INSTRUCTIONS FOR THE TASK.
In the records below, count the lines that have "name" and answer with the number alone.

---------- RECORDS SUPPLIED ----------

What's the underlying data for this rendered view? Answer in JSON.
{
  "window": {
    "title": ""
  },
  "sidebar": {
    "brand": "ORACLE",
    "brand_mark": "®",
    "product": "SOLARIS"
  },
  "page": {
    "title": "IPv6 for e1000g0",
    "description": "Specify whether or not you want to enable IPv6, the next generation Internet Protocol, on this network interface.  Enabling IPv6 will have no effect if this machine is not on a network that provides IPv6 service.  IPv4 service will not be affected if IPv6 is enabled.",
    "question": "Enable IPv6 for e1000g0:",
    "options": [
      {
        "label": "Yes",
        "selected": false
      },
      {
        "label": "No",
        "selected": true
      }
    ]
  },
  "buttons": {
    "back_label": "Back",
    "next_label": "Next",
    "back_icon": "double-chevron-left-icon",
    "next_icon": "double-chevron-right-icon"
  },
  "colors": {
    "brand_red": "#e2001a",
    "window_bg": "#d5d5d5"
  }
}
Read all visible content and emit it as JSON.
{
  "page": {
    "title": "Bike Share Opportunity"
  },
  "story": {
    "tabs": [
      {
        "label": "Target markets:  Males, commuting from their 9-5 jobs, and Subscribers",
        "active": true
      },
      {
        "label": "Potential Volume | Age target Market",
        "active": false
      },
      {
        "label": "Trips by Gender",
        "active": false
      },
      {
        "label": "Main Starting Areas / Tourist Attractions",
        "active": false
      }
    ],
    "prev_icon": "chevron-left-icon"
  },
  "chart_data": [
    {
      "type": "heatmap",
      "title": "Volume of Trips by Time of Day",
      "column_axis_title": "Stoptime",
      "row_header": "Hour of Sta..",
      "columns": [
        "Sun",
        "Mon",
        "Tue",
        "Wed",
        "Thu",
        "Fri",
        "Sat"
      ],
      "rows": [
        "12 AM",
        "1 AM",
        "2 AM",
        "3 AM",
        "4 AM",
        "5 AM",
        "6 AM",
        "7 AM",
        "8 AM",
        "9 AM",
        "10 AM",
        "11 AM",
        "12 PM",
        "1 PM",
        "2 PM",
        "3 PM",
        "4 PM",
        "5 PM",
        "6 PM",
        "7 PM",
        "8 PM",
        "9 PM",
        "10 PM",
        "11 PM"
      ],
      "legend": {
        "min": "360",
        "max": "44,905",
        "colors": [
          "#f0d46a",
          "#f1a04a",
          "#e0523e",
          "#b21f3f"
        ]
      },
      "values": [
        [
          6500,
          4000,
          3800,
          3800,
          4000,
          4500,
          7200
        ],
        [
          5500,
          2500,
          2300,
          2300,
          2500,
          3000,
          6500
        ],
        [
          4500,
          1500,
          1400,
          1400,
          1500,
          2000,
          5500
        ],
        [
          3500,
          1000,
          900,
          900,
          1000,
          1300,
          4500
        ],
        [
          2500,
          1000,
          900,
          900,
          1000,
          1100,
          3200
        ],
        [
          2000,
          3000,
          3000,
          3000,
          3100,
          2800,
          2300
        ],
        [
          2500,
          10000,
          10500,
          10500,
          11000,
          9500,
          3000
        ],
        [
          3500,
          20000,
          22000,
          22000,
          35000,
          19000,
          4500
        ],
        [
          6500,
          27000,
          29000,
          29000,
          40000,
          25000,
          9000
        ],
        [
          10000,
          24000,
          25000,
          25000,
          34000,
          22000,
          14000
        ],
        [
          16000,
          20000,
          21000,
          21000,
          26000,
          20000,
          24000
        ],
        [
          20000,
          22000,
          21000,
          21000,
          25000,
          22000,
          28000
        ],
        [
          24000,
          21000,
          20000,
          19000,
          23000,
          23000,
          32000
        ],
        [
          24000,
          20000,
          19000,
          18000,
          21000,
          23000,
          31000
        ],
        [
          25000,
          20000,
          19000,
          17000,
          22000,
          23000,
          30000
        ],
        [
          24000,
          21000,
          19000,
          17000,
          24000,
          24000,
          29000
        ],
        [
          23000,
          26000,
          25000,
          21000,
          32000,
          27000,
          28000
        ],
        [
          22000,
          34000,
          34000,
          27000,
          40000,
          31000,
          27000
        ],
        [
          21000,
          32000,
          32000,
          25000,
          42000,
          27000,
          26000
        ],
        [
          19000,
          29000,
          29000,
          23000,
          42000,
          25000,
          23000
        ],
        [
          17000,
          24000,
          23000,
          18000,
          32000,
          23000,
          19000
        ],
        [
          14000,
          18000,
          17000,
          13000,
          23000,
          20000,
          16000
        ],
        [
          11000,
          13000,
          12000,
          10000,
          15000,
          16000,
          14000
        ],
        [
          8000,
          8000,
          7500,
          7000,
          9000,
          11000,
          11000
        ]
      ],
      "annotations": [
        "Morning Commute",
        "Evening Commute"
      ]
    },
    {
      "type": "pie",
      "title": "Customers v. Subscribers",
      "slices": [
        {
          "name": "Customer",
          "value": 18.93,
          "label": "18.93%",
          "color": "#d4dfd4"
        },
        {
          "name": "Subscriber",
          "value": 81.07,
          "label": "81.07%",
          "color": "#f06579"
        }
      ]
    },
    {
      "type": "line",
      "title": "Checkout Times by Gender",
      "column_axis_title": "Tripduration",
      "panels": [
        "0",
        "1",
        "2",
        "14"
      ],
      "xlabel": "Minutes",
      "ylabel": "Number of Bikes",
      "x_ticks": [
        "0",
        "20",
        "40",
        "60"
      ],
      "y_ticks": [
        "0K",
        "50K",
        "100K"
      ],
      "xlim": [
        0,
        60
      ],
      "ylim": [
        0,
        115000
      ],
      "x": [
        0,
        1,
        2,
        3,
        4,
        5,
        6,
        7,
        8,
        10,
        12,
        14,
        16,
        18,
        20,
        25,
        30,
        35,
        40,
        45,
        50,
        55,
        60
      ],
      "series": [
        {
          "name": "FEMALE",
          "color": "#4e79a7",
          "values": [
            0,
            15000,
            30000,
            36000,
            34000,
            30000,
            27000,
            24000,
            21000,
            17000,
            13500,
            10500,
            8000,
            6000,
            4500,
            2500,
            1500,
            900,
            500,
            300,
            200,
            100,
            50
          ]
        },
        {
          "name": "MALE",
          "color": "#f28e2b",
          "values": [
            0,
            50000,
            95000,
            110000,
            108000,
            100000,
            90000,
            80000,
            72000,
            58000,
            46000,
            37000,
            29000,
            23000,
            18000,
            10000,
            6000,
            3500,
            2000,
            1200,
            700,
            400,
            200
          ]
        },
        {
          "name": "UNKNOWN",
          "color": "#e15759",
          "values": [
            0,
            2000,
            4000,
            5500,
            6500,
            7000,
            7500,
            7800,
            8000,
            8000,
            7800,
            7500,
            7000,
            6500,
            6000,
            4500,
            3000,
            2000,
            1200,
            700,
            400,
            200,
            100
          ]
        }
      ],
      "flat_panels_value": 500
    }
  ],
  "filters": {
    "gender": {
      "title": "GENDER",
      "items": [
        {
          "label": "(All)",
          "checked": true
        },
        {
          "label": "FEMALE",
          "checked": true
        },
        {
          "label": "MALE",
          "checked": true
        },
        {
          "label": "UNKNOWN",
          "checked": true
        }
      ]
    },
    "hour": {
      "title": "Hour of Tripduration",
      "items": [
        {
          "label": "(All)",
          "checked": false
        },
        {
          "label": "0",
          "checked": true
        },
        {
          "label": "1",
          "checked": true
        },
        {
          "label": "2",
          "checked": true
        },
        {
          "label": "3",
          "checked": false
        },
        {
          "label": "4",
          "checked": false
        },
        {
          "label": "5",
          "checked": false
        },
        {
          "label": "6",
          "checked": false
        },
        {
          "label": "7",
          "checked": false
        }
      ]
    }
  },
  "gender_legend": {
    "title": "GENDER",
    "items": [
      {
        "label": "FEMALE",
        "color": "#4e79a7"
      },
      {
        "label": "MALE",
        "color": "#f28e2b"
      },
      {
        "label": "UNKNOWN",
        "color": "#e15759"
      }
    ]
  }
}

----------

RESULT.
5